To adjust the volume of audio, right click it and select Volume. If you use the Split Button to break up an audio clip into several parts, you can adjust the volume of each clip to your needs. This is useful during dialog. Here's what the volume option box looks like:
Use the bar to adjust the volume of audio left means quieter, right means louder. You can also mute the clip if you have reason by selecting the box. By clicking Reset, you reset the audio to its default level, and obviously clicking Cancel erases your changes.
Adjusting Audio of Video
Although this is just a basic tutorial, I felt I should throw this in real quick. When you record video, it comes with audio of well. Sometimes, you may want to raise or lower the volume of that video-audio for some reason. To do that, click the following button of the left side of the Timeline:
As can be sign in the above picture, two new tracks extend down when the plus sign is clicked, turning it into a minus sign. The transition track simply shows the different transitions that you have created (such as the melting effect). The new audio track allows you to edit the volume of the video. To do that, you also right click on the audio clip. It's the same box as the audio volume box, and can be accessed by right clicking the audio.
Section VI: Rendering
When your movie is completely edited and finished, you need to render it into a viewable from. When a movie is rendered, it can be distributed. To do this, go the File menu, click "Save Movie File...", and you'll get a wizard.
Select to save it to your computer for easiest file distribution. Click Next, and you'll be taken to the file name step. Just like capturing, simply name your file, and locate the folder you want to save your file in. Click Browse to choose places other than the default "My Videos".
The next step is one of the best features of Windows Movie Maker. Below is what it looks like:
The default is "Best quality for playback on my computer". This renders the video at its highest setting, which is the total sizes of all the files in the editing project. The files include all the video clips, audio, and titles. The more media, the higher the file size will be.

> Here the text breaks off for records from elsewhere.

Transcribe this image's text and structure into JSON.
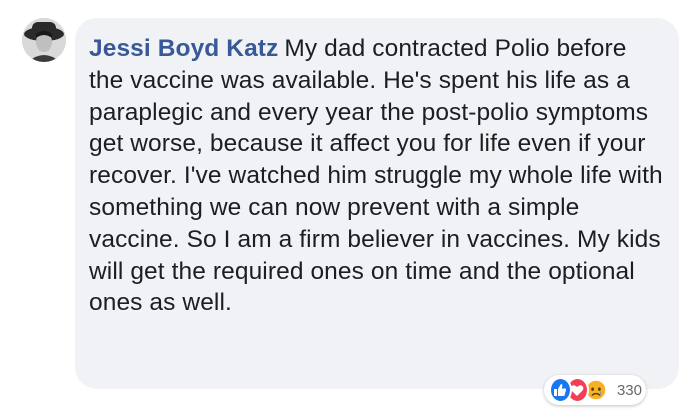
{
  "comment": {
    "author": "Jessi Boyd Katz",
    "text": "My dad contracted Polio before the vaccine was available. He's spent his life as a paraplegic and every year the post-polio symptoms get worse, because it affect you for life even if your recover. I've watched him struggle my whole life with something we can now prevent with a simple vaccine. So I am a firm believer in vaccines. My kids will get the required ones on time and the optional ones as well."
  },
  "reactions": {
    "types": [
      "like-icon",
      "love-icon",
      "sad-icon"
    ],
    "count": "330"
  },
  "colors": {
    "author": "#385898",
    "bubble": "#f0f2f5",
    "like": "#1877f2",
    "love": "#f33e58",
    "sad": "#f7b125"
  }
}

However, you may want to save it as a smaller file if it's over 50MB. You may need to click the link "show more choices" to see more options. Here, you can choose the file size that you want the movie to be. If it's under 50MB, don't worry. But if it's over 50, the minimum should be between 50 and 100, depending on how long the movie is. In the future, you'll be able to easier judge how big the rendered movie should be.
Section VII: Final Product
Hopefully, we helped many of you along the way to moviemaking. As said before, Windows Movie Maker is a powerful tool in the right hands. Hopefully you too will be a great editor, and be experienced in its uses.